First introduced 50 years ago, the M44-7 intended to meet requirements for the high-end audiophile market. To achieve high-quality audio, head engineer Bob Kita focussed on the ability of the stylus to move up and down freely in the groove of the record on a suspension system. Alongside reducing harmonic distortion, this suspension system also made the cartridge perfect for the iconic jukebox. Operators quickly discovered the beneficial shock absorption and how it could greatly reduce the chance of skipping. Little did they know, long after the golden years of the jukebox, this very same feature would make the M44-7 an essential piece of kit for the modern scratch DJ.
To delve deeper into what makes the M44-7 so renowned within the DJ circuit all these years later, new music website Muchozapp got in touch to produce a full multimedia feature on this much-loved turntablist icon. Below are some of the results, but you can also read the complete story of how the M44-7 came to be on the Machozapp website.
Needle Drop at 500 Frames per Second

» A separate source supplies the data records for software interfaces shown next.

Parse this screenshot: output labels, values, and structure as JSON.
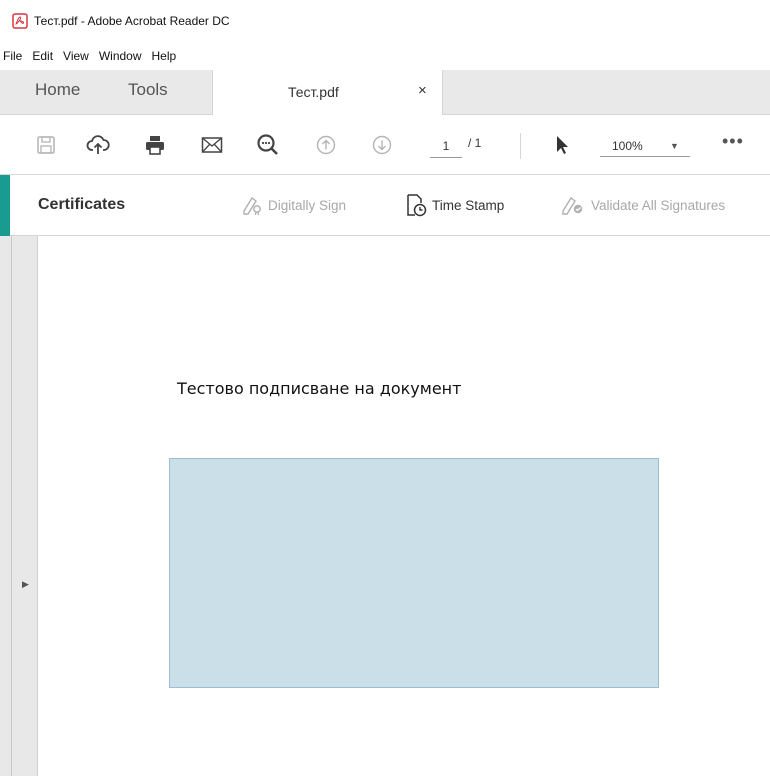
{
  "window": {
    "title": "Тест.pdf - Adobe Acrobat Reader DC",
    "icon": "pdf-icon"
  },
  "menu": [
    "File",
    "Edit",
    "View",
    "Window",
    "Help"
  ],
  "tabs": {
    "home": "Home",
    "tools": "Tools",
    "active": {
      "label": "Тест.pdf",
      "close": "×"
    }
  },
  "toolbar": {
    "icons": [
      "save-icon",
      "upload-icon",
      "print-icon",
      "email-icon",
      "zoom-search-icon",
      "page-up-icon",
      "page-down-icon",
      "select-arrow-icon"
    ],
    "page_current": "1",
    "page_total": "/ 1",
    "zoom": "100%",
    "more": "•••"
  },
  "certificates_bar": {
    "title": "Certificates",
    "actions": [
      {
        "label": "Digitally Sign",
        "enabled": false,
        "icon": "pen-sign-icon"
      },
      {
        "label": "Time Stamp",
        "enabled": true,
        "icon": "time-stamp-icon"
      },
      {
        "label": "Validate All Signatures",
        "enabled": false,
        "icon": "validate-icon"
      }
    ],
    "accent_color": "#1a9b8f"
  },
  "document": {
    "text": "Тестово подписване на документ",
    "signature_field_color": "#cbdfe9"
  }
}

Notice how the M44-7 suspension system reacts and allows the stylus to quickly find the groove despite a violent drop.
Ever Wondered What a Record Looks like in Slow Motion?
This fascinating footage shows the M44-7 filmed at 1000 frames per second.
Slow Motion Fast ‘baby’ Scratch
Note how the suspension system allows the needle to stick relentlessly to the record despite interference from the DJ.
Where to Buy the Shure M44-7
The M44-7 is designed not to skip under even the most demanding circumstances. For more information or to locate a dealer near you, please visit shure.co.uk